▶ _Problem requirements_
The entries below must be retyped exactly. Pictures are to be omitted.

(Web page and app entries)
■ ■ ■ ■ ■

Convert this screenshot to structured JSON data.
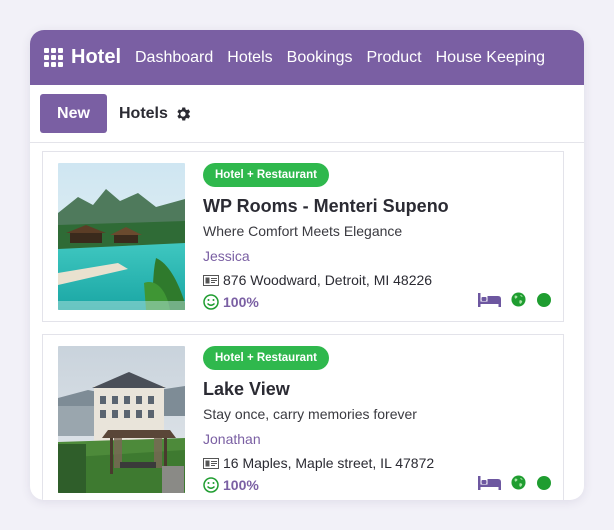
{
  "navbar": {
    "brand": "Hotel",
    "items": [
      "Dashboard",
      "Hotels",
      "Bookings",
      "Product",
      "House Keeping"
    ]
  },
  "control": {
    "new_label": "New",
    "breadcrumb": "Hotels"
  },
  "cards": [
    {
      "tag": "Hotel + Restaurant",
      "title": "WP Rooms - Menteri Supeno",
      "tagline": "Where Comfort Meets Elegance",
      "manager": "Jessica",
      "address": "876 Woodward, Detroit, MI 48226",
      "rating": "100%"
    },
    {
      "tag": "Hotel + Restaurant",
      "title": "Lake View",
      "tagline": "Stay once, carry memories forever",
      "manager": "Jonathan",
      "address": "16 Maples, Maple street, IL 47872",
      "rating": "100%"
    }
  ],
  "colors": {
    "brand": "#7a5fa3",
    "tag": "#2fb84d",
    "status": "#1f9d30"
  },
  "icons": [
    "apps-icon",
    "gear-icon",
    "id-card-icon",
    "smile-icon",
    "bed-icon",
    "globe-icon",
    "status-dot"
  ]
}
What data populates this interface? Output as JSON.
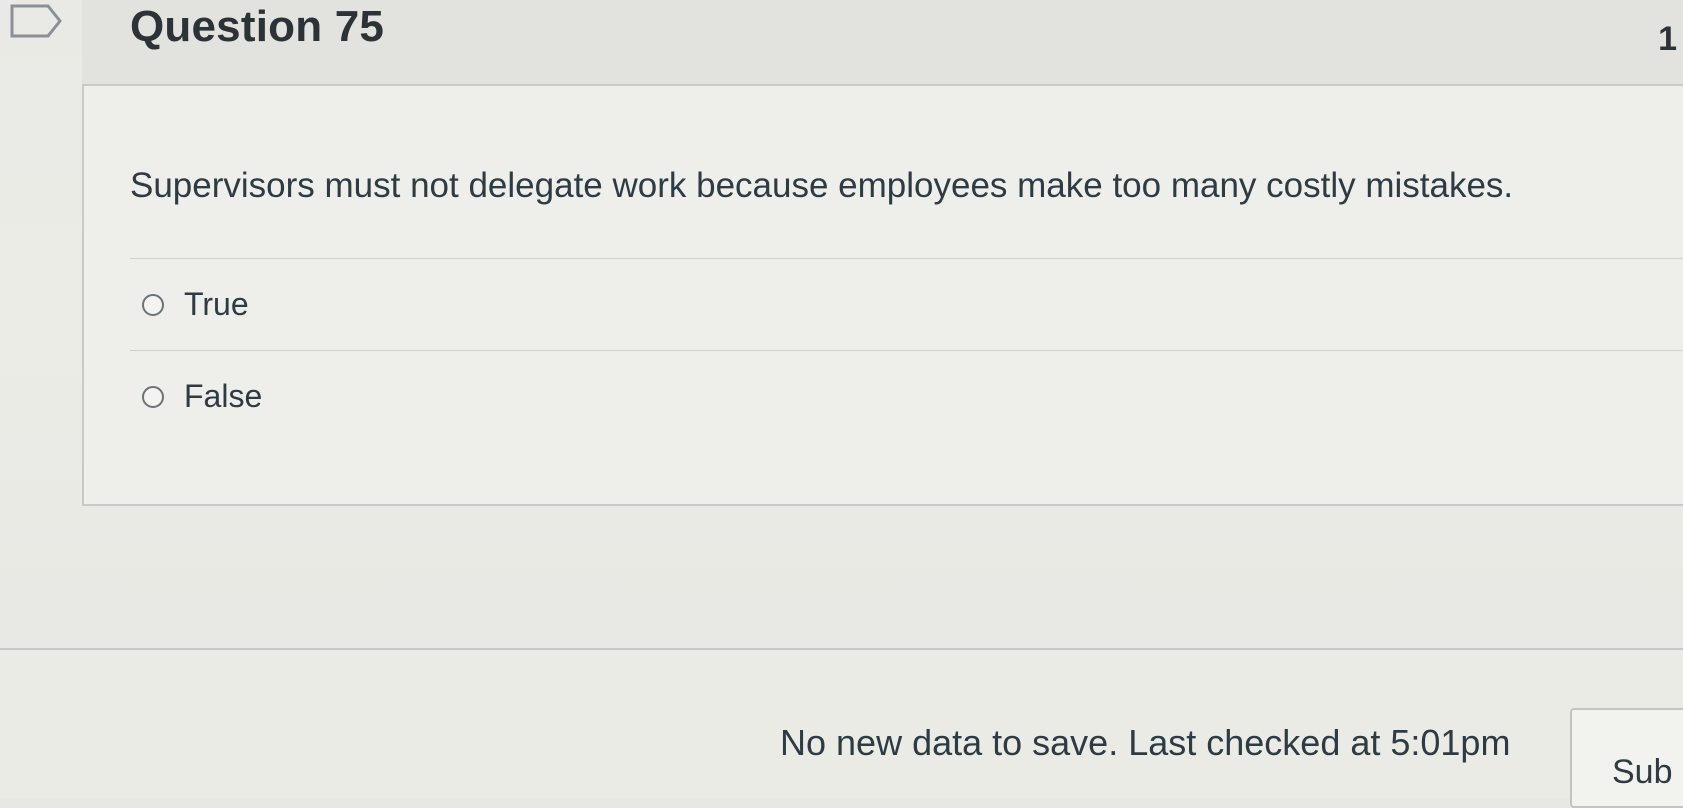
{
  "question": {
    "title": "Question 75",
    "points": "1",
    "text": "Supervisors must not delegate work because employees make too many costly mistakes.",
    "answers": [
      {
        "label": "True"
      },
      {
        "label": "False"
      }
    ]
  },
  "footer": {
    "status": "No new data to save. Last checked at 5:01pm",
    "submit_label": "Sub"
  },
  "icons": {
    "flag": "flag-icon"
  },
  "colors": {
    "background": "#e7e8e3",
    "text": "#2d3b45",
    "border": "#c9cac5"
  }
}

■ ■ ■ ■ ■

▶ _Solution to this exercise_
Convert this screenshot to structured JSON data.
{
  "navbar": {
    "brand": "Hotel",
    "items": [
      "Dashboard",
      "Hotels",
      "Bookings",
      "Product",
      "House Keeping"
    ]
  },
  "control": {
    "new_label": "New",
    "breadcrumb": "Hotels"
  },
  "cards": [
    {
      "tag": "Hotel + Restaurant",
      "title": "WP Rooms - Menteri Supeno",
      "tagline": "Where Comfort Meets Elegance",
      "manager": "Jessica",
      "address": "876 Woodward, Detroit, MI 48226",
      "rating": "100%"
    },
    {
      "tag": "Hotel + Restaurant",
      "title": "Lake View",
      "tagline": "Stay once, carry memories forever",
      "manager": "Jonathan",
      "address": "16 Maples, Maple street, IL 47872",
      "rating": "100%"
    }
  ],
  "colors": {
    "brand": "#7a5fa3",
    "tag": "#2fb84d",
    "status": "#1f9d30"
  },
  "icons": [
    "apps-icon",
    "gear-icon",
    "id-card-icon",
    "smile-icon",
    "bed-icon",
    "globe-icon",
    "status-dot"
  ]
}
What data populates this interface? Output as JSON.
{
  "question": {
    "title": "Question 75",
    "points": "1",
    "text": "Supervisors must not delegate work because employees make too many costly mistakes.",
    "answers": [
      {
        "label": "True"
      },
      {
        "label": "False"
      }
    ]
  },
  "footer": {
    "status": "No new data to save. Last checked at 5:01pm",
    "submit_label": "Sub"
  },
  "icons": {
    "flag": "flag-icon"
  },
  "colors": {
    "background": "#e7e8e3",
    "text": "#2d3b45",
    "border": "#c9cac5"
  }
}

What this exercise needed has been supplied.